If you still don’t get the same results try to do a clean checkout into a new directory. Also make sure all caches are cleared. As Travis sets up a new virtual machine for each build it doesn’t have to deal with cache problems – but your local test environment might has to.
Once you can reproduce the exact same behaviour as on the server you can start to investigate what the problem is. It really depends then on your concrete scenario how to approach it. Usually google is a great help in figuring out what could be the cause of your problem.
If after all the problem seems to affect other project on Travis as well it might be an issue with the Travis environment itself. I saw this happening several times (especially in the beginning). In this case try to contact their support. My experience is that they react super fast.
There are some limitations when using Travis CI compared to other solutions on the market. As Travis runs from a pre-configured VM you have to install custom dependencies for every build. That costs additional time. They put effort in providing caching mechanisms lately, though.
To some extend you rely on the setup that Travis provides. For example you have to deal with the currently installed version of Xcode. If you use a newer version than Travis CI you probably won’t be able to run your build on the server. It would be helpful if there were different VM’s setup for each major Xcode version.
For complex projects you might want to split up your build jobs into compiling the app, running integration tests and so forth. This way you get the build artifacts faster, without having to wait for all tests beeing processed. There is no direct support for dependent builds so far.
When pushing your project to GitHub Travis get’s triggered instantly. But builds usually won’t start right away. They will be put in a global language-specific build queue. The Pro version allows to have more builds beeing executed concurrently, though.
Travis CI provides you with a fully functional continuous integration environment that builds, tests and distributes your iOS apps. For open source projects this service is even free. Community projects benefit from the great GitHub integration. You might have seen buttons like this already:
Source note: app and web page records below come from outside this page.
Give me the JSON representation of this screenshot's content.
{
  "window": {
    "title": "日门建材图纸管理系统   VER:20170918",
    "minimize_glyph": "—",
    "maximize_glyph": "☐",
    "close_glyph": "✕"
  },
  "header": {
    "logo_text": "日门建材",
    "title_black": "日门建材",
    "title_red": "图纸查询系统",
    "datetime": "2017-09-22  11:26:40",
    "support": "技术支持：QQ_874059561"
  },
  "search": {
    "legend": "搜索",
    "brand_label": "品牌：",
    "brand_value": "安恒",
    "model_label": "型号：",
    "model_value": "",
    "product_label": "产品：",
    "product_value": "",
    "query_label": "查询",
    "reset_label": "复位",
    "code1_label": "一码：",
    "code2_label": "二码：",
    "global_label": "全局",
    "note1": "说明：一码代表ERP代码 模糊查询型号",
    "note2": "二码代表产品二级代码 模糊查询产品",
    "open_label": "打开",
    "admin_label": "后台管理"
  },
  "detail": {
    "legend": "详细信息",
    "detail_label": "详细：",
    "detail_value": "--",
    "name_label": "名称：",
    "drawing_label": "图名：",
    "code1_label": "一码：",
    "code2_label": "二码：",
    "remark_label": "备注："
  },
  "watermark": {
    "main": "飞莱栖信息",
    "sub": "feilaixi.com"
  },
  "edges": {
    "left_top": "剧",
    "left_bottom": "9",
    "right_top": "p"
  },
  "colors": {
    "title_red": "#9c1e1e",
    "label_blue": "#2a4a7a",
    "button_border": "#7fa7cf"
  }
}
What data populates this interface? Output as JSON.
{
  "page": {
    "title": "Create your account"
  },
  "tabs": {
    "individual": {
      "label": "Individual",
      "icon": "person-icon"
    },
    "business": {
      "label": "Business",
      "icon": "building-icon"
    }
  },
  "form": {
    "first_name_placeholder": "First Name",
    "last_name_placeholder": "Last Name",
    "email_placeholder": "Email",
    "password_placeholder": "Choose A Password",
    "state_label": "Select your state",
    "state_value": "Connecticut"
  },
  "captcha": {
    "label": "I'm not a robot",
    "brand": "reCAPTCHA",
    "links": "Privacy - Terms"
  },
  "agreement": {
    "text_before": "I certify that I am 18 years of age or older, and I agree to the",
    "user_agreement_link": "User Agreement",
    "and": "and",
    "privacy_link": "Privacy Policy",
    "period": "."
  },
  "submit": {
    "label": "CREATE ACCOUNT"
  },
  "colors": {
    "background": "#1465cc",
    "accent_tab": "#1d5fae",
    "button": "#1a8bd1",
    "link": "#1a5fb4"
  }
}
Even for commercial project their support for private GitHub repositories with Travis Pro opens up an easy and fast way to use continuous integration.
If you didn’t try Travis yet, go and do it now. It’s awesome!